Lower Manhattan's commercial real estate market is thriving nearly six years after the 9/11 attacks. What's fueling this rebound are a growing number of businesses and residents who see the allure of an area that's undergoing a $20 billion upgrade.
Office tenants are fleeing average Midtown rents of $75 per sq. ft. for cheaper rents of $45 per sq. ft. downtown. The migration helped drive down the Class-A vacancy rate to a tight 6.3% in the first quarter, reports Cushman & Wakefield.
Effective rents for Class-A space rose by 33% to $45.02 per sq. ft. in 2006, reports the Alliance for Downtown New York, a Business Improvement District. Downtown office buildings also recorded 4.3 million sq. ft. of absorption during the year — nearly four times the 1.1 million sq. ft. of absorption in 2005.
The residential and retail markets also are flourishing despite an apartment inventory that has grown by 8% since the end of 2004. Apartment vacancy has remained tight — 3% through the end of March, reports Manhattan-based real estate research firm Reis. Low vacancy coupled with a growing inventory of units strongly suggests that apartment demand is healthy.
Office workers, residents and tourists need places to shop. A flurry of luxury retailers such as Tiffany and Hermes are opening stores in the area. Based on rental rates, landlords expect more high-end stores to follow: Lower Manhattan retail rents climbed from $85 to $92 per sq. ft. in 2006, an increase of 8%.
Perhaps no single project exemplifies this comeback better than 7 World Trade Center. As the first new downtown office tower completed since 9/11, thewas panned by critics until recently. Many of them feared that the lower Manhattan office market would be inundated with 1.7 million sq. ft. of speculative space.
“There are always cynics out there who say it can't be done,” says developer Larry Silverstein, 76, president of Silverstein Properties, who built the gleaming 52-story tower. Silverstein's roots in the area date back more than a quarter century. In 1980, he developed the original 7 World Trade Center only to have anchor tenant Salomon Brothers renege on itsjust two months after the 1.2 million sq. ft. building was opened.
Approximately six weeks before terrorists slammed two planes into the twin towers of the World Trade Center on Sept. 11, 2001, killing 2,973 people, Silverstein had agreed to lease the complex for $3.2 billion.
Silverstein andagent CB Richard Ellis have filled more than 70% of the tower with tenants since the building officially opened in May 2006. Ranging from the magazine publisher Mansueto Ventures to non-profit organization New York Hall of Sciences, the building houses quite a diverse tenant base.
“When you look out at this area and remember that $20 billion is being invested in such a small district, it really makes sense that lower Manhattan will be even stronger than it was before,” says Silverstein.
That $20 billion sum includes insurance proceeds and government funds allocated for rebuilding the Ground Zero site.

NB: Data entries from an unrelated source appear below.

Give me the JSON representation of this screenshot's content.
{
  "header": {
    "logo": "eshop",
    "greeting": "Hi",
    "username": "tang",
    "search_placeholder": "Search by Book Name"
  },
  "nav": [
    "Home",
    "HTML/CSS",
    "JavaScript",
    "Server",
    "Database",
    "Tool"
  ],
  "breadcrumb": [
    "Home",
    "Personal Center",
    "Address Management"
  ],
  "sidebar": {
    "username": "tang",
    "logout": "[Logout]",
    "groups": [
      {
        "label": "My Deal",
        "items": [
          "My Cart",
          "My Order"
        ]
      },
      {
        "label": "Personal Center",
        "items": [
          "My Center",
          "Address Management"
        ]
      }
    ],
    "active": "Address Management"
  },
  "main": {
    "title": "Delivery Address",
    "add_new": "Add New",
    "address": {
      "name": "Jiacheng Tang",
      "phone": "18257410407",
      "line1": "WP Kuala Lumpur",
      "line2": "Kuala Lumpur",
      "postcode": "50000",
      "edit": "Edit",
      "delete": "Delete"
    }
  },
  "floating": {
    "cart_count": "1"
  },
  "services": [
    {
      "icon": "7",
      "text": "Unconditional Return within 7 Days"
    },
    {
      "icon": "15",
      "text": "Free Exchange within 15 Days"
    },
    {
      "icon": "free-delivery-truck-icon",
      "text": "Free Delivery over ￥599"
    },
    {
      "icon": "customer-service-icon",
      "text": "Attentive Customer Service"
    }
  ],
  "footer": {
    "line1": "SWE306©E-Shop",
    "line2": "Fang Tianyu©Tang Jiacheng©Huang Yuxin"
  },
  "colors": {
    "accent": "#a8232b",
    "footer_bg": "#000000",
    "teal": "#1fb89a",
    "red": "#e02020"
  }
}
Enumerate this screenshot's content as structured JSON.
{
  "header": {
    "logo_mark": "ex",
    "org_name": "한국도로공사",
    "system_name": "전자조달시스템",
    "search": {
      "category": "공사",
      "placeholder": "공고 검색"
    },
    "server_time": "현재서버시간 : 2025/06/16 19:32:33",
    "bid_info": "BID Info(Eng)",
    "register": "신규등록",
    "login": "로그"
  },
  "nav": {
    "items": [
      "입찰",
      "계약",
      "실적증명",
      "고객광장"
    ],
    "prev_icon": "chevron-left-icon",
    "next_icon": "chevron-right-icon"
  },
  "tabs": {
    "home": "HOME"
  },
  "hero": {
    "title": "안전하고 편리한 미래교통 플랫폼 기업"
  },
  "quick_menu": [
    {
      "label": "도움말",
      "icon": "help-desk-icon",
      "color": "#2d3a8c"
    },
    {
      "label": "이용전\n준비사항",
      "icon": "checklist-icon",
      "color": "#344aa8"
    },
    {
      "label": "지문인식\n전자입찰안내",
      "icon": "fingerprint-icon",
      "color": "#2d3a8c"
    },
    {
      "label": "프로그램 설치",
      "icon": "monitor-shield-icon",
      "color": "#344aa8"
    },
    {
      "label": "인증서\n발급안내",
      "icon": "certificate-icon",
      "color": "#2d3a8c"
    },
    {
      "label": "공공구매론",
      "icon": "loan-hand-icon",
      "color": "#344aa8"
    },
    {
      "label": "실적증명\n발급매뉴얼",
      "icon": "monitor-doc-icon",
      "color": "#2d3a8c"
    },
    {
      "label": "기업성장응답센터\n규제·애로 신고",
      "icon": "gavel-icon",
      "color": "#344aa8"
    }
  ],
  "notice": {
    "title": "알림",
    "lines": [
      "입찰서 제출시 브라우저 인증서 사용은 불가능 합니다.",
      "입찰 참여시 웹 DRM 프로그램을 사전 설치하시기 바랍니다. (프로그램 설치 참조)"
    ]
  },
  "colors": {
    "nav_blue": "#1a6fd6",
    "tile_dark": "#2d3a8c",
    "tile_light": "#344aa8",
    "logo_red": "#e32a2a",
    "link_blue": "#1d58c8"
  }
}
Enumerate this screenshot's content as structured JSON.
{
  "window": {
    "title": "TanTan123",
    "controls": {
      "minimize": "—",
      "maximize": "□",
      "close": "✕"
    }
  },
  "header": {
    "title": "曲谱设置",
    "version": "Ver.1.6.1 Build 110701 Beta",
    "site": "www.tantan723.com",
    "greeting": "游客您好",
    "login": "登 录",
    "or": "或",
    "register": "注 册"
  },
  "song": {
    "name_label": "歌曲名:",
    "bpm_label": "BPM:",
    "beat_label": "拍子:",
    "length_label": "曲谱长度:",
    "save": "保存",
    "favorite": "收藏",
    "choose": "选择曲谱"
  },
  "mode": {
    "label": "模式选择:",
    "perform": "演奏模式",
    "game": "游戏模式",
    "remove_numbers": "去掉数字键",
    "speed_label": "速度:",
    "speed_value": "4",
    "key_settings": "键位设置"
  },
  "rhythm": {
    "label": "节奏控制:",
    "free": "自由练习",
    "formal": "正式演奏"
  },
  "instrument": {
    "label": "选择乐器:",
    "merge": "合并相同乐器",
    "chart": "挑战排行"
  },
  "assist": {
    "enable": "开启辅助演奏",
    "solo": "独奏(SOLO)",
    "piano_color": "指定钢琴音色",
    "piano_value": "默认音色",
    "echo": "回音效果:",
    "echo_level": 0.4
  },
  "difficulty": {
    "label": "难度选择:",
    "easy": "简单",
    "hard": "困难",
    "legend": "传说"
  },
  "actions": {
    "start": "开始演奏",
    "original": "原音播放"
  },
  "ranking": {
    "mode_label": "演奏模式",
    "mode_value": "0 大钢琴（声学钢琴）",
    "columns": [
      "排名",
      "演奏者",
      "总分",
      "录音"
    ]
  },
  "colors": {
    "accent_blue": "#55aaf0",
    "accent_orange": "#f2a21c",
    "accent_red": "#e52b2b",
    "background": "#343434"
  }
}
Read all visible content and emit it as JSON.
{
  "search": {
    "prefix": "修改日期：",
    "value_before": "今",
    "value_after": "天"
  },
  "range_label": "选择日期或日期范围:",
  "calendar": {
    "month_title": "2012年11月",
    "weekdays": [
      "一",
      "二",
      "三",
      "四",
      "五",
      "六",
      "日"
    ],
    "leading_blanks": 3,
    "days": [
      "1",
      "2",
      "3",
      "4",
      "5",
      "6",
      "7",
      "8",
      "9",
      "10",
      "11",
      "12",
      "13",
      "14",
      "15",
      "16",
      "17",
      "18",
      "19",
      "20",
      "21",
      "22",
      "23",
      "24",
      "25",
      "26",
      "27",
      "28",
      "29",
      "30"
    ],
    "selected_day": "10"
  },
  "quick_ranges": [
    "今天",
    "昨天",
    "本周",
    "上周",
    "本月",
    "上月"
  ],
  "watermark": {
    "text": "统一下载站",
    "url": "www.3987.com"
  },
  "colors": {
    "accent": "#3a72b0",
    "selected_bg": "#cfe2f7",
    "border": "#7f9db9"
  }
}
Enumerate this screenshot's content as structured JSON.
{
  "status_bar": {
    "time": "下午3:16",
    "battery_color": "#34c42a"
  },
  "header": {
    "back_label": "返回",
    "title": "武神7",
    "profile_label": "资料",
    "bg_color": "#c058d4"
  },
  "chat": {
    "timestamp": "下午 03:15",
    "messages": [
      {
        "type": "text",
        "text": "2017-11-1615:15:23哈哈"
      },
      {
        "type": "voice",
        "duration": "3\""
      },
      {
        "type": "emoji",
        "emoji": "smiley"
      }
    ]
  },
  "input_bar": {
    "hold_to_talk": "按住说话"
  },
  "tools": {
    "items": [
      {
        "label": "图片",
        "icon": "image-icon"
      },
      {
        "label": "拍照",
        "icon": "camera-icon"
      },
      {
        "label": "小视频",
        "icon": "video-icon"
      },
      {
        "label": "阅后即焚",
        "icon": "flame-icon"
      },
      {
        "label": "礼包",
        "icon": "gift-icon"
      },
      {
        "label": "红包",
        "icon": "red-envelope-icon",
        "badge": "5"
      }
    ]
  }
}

An ambitious new transit hub will account for $5 billion, and Silverstein plans to spend roughly $7 billion of insurance proceeds on three more office towers on the site that will total roughly 6.2 million sq. ft.
One risk is that thewave could drive away some potential tenants from the area, which will be crowded with earth-moving equipment and cranes for years. But one downtown leasing broker says that major construction activity is the norm in Manhattan. He points to one of the city's strongest office markets as a case in point.
“Times Square has undergone major construction in the past several years, and that dust and construction didn't stop the area from operating on a day-to-day basis,” says Andrew Peretz, executive director at Manhattan-based Cushman & Wakefield.
Downtown Alliance president Eric Deutsch agrees. He's also pleased to see economic growth rippling through lower Manhattan businesses. “Downtown New York is a thriving, expanding market that has witnessed a surge in activity in virtually every industry sector.”